In the mid-nineteenth century, when Watertown was one of southeastern Wisconsin’s leading industrial centers, one of its fashionable neighborhoods stretched along S. Washington Street. Among the important industrialists living here was George B. Lewis, founder of a wood products company. Around 1900 Claude and Stark designed his two-story, Colonial Revival house at 408 S. Washington, giving the clapboard house a balustraded porch with Ionic columns and dormers with broken pediments in the hipped roof.
In contrast, the Henry Mulberger House (311 S. Washington) is Second Empire, a style that came into vogue just before the Civil War. Many of Wisconsin’s well-to-do updated their Italianate houses in this French-inspired style. Mulberger, an attorney, refurbished his house around 1876 with a mansard roof, off-center tower, dormers, and prominent window hoods. The house’s porch is more recent. To the rear is a Victorian-era carriage house, graced by a polychromatic radiating-arched doorway at the second level and a cupola atop the roof. The Jesse Stone House at 300 S. Washington, built in 1869 and expanded in 1876, also found new life in the Second Empire mode. Architect Joseph L. Kern gave the house its requisite mansard roof with arched dormers and wide, bracketed overhangs at the eaves. The window heads form basket-handle arches, while the off-center entrance porch features bell-cast eaves and a roof-deck bounded by metal cresting in a floral motif. Near the house stands a two-story brick carriage house with a shaped gable, built c. 1893. An ornamental iron fence with an elaborate gate bounds the yard. Jesse Stone served as lieutenant governor from 1898 until 1902.

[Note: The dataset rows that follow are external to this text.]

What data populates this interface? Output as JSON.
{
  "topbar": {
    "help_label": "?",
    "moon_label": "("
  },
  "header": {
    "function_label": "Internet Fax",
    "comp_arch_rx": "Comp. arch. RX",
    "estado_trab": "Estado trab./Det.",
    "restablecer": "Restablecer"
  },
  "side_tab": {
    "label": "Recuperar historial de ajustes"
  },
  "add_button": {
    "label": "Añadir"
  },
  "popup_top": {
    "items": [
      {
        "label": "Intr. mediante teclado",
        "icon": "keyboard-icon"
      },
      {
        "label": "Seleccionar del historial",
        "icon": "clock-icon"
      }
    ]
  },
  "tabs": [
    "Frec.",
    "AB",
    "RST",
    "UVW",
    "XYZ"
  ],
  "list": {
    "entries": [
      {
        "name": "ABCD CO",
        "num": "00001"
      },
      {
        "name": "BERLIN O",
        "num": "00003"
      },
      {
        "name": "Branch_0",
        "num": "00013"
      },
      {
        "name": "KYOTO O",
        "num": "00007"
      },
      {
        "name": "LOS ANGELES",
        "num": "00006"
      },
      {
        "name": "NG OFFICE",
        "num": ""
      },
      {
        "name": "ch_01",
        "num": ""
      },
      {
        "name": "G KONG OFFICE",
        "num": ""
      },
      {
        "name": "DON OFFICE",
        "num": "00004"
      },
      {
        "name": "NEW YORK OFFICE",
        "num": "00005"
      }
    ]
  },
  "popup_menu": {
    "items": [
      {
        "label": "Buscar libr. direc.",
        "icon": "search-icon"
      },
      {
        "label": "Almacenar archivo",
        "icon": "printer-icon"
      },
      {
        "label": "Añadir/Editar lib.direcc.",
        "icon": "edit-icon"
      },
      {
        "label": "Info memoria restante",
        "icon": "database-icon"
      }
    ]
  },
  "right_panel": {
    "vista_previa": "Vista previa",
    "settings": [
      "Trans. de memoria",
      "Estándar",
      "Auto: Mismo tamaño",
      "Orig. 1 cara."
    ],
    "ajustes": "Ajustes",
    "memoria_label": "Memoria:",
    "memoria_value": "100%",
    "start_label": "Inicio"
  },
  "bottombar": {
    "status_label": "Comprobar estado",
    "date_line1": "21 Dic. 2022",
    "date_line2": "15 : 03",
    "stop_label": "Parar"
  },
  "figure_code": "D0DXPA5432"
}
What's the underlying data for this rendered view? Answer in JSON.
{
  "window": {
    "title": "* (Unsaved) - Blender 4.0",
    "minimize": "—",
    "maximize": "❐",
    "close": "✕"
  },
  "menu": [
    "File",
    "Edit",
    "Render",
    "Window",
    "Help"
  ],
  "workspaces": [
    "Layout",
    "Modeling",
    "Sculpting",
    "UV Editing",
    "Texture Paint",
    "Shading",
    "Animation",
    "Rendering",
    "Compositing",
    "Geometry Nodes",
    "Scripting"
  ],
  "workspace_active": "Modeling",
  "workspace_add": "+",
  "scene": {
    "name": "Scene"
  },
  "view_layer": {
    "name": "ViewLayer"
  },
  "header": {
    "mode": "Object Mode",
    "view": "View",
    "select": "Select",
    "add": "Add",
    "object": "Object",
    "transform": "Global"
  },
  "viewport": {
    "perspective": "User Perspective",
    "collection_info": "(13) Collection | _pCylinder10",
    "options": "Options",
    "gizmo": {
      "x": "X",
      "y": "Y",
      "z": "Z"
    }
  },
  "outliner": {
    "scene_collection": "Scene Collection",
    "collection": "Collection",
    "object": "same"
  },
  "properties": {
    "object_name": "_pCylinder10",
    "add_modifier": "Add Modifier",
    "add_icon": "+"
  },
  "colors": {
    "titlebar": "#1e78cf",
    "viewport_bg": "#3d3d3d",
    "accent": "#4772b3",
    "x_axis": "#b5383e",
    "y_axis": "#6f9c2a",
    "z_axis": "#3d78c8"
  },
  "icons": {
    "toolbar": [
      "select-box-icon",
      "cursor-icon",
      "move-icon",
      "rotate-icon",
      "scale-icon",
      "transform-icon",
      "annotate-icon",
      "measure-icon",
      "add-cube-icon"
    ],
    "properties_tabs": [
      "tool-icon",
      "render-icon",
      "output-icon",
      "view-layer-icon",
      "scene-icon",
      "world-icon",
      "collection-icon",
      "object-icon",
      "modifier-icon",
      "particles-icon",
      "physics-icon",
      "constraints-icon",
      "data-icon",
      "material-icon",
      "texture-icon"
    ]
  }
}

The Gustav Hafemeister House (c. 1912; 202 S. Washington) is a one-and-a-half-story bungalow. The wood-shingled cladding and randomly laid, uncut stone in the gable-wall chimney lend this house the rustic feeling characteristic of the Craftsman style. Shingled piers support a full-length porch above a random-coursed stone railing wall, and the overhanging eaves of the wide front-facing gable embrace a ribbon of windows.